[Cassandra] has this habit of sitting in front of the television and chewing the limbs of the Barbies. ... They're left with this box of Barbies that have decapitated limbs and ... they interpret this as ... they are working for the guerrillas. ... These limbless Barbies are part of the war.
On the way Petrona was trapped
Petrona's story is something that feels very urgent for me to make known. It's this idea that not all people who joined the guerrillas or who join a violent group in Colombia are people who join wholeheartedly. So in Petrona's case, she is someone who becomes trapped into it. She is someone who is placed in a family and can be instrumental to the guerrillas in carrying out a kidnapping, and so for that reason she is cornered and she's taken into it — but she is not a willing participant.
On what happened to the real-life Petrona
I do know, but I do want to respect her privacy. I will say that she did suffer personal consequences for what she didn't do. ... I haven't talked to her since it happened. She called my family a few months ... after the event took place and she told my mother everything. She told my mother what she had gone through and we did everything that we could for her at the time.
On teaching writing to immigrant high school students in San Francisco

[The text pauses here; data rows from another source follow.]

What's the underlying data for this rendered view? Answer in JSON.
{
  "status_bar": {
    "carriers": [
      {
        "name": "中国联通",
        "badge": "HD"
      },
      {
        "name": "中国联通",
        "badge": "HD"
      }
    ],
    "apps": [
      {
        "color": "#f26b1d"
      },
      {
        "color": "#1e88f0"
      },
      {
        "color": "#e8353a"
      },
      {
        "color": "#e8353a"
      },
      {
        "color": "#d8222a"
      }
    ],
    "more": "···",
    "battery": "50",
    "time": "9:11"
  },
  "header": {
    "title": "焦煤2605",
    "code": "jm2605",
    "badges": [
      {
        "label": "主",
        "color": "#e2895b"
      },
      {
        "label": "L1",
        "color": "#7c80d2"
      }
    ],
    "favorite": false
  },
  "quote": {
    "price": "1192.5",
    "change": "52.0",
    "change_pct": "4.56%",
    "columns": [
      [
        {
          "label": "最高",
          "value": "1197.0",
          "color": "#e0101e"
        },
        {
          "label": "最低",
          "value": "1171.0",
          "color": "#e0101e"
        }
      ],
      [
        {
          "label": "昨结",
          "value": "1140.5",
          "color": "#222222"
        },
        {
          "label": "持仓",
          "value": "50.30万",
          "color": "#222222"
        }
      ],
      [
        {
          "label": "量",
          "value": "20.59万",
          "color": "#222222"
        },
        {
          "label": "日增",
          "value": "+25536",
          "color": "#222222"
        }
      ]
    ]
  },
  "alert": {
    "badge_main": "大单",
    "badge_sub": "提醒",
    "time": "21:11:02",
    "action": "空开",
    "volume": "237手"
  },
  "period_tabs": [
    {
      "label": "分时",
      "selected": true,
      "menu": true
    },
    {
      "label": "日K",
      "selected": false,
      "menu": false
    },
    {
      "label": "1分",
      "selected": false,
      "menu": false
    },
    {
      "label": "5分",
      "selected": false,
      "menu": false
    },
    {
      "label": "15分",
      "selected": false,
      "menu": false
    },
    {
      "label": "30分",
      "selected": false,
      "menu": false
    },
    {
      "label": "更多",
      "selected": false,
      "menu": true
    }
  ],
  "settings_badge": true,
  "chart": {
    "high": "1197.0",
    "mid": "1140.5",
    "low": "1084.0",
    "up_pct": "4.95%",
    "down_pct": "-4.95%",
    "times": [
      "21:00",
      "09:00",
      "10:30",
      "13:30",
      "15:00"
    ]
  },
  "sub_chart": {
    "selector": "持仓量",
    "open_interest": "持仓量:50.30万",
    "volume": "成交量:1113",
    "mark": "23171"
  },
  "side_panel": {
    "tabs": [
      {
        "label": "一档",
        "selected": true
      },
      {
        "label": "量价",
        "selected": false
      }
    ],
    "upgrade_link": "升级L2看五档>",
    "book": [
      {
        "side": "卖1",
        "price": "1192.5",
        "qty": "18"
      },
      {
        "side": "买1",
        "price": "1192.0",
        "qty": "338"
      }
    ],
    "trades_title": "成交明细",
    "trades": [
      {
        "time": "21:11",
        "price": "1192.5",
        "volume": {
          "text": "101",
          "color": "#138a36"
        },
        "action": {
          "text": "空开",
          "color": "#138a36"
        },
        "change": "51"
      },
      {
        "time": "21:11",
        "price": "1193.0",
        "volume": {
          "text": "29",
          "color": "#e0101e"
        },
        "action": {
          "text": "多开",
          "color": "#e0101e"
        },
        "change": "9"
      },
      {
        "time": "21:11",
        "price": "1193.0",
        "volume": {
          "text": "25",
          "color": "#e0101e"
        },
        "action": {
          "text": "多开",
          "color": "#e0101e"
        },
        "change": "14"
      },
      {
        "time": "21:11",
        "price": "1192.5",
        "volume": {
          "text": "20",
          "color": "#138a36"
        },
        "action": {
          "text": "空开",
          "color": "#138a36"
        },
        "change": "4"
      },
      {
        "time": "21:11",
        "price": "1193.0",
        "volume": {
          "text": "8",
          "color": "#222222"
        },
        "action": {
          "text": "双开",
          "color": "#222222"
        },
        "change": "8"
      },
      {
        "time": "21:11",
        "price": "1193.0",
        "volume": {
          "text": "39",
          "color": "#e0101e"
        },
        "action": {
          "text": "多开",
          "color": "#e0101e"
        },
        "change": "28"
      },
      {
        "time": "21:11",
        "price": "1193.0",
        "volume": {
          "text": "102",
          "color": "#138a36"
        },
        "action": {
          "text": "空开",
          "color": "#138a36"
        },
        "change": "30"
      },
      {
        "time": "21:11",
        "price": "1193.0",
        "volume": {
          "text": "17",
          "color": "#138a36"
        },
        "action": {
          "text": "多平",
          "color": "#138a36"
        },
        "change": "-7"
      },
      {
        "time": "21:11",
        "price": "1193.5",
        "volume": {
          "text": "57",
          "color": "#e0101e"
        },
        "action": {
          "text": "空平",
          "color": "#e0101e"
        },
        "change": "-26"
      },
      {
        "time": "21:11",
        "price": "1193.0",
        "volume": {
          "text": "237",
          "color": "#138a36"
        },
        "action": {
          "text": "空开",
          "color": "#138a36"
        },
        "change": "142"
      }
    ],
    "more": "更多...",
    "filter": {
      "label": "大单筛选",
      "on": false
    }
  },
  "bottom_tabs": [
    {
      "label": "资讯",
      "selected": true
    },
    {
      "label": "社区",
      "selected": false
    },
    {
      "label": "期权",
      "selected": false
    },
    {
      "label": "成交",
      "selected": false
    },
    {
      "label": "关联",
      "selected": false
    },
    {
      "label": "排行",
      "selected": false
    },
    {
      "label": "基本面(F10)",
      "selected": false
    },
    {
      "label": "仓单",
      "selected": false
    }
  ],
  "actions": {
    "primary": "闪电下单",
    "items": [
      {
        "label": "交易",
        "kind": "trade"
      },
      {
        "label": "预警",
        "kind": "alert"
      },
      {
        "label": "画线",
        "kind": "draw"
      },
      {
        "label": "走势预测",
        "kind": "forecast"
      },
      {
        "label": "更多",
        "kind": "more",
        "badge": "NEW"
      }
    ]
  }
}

They're all in between languages — just like I am — and I teach them how to tell stories. We write poems and they write about their experiences, their journeys and their family histories. ... I just feel honored to be there with them and to be a person in their lives. ... As a writer I just know that when we tell our stories and when immigrants tell their stories that it can be very healing and it can be very grounding and it can give you a sense of power and empowerment. ... I love being able to facilitate their stories.
Sophia Boyd and Viet Le produced and edited this interview for broadcast. Beth Novey adapted it for the Web. Copyright 2019 NPR. To see more, visit https://www.npr.org.